EXERCISE DIRECTIONS:
Check each line of the listing below for the string "title", then copy every line that has it.

GIVEN INFORMATION:
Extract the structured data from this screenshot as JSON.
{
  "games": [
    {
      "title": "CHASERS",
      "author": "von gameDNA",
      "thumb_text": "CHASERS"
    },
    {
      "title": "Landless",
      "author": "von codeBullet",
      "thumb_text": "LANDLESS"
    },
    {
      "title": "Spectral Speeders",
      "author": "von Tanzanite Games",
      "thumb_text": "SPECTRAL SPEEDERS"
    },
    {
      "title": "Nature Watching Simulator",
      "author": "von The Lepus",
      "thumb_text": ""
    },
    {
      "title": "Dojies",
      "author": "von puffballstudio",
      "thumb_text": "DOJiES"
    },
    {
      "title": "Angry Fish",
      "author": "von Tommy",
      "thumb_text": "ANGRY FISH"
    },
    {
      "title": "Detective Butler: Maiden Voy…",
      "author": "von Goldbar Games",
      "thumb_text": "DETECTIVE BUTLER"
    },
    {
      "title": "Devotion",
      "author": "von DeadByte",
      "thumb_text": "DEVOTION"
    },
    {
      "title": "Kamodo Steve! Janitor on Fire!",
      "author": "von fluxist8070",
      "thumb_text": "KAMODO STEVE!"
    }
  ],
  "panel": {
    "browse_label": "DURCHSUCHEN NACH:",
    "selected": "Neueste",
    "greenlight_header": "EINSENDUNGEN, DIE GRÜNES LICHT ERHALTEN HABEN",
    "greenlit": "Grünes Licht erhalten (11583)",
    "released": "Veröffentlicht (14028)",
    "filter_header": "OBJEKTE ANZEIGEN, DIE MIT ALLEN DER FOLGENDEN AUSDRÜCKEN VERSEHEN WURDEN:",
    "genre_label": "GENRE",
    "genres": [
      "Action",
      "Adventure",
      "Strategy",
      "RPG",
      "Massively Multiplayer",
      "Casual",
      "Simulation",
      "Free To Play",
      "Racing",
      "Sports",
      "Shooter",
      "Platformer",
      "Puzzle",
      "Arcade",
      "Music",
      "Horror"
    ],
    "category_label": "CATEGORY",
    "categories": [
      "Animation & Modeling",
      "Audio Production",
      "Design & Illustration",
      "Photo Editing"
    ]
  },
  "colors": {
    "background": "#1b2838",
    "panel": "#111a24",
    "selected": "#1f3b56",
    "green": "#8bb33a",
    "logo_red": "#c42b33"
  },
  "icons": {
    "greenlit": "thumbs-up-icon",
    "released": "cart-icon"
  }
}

EXERCISE RESULT:
      "title": "CHASERS",
      "title": "Landless",
      "title": "Spectral Speeders",
      "title": "Nature Watching Simulator",
      "title": "Dojies",
      "title": "Angry Fish",
      "title": "Detective Butler: Maiden Voy…",
      "title": "Devotion",
      "title": "Kamodo Steve! Janitor on Fire!",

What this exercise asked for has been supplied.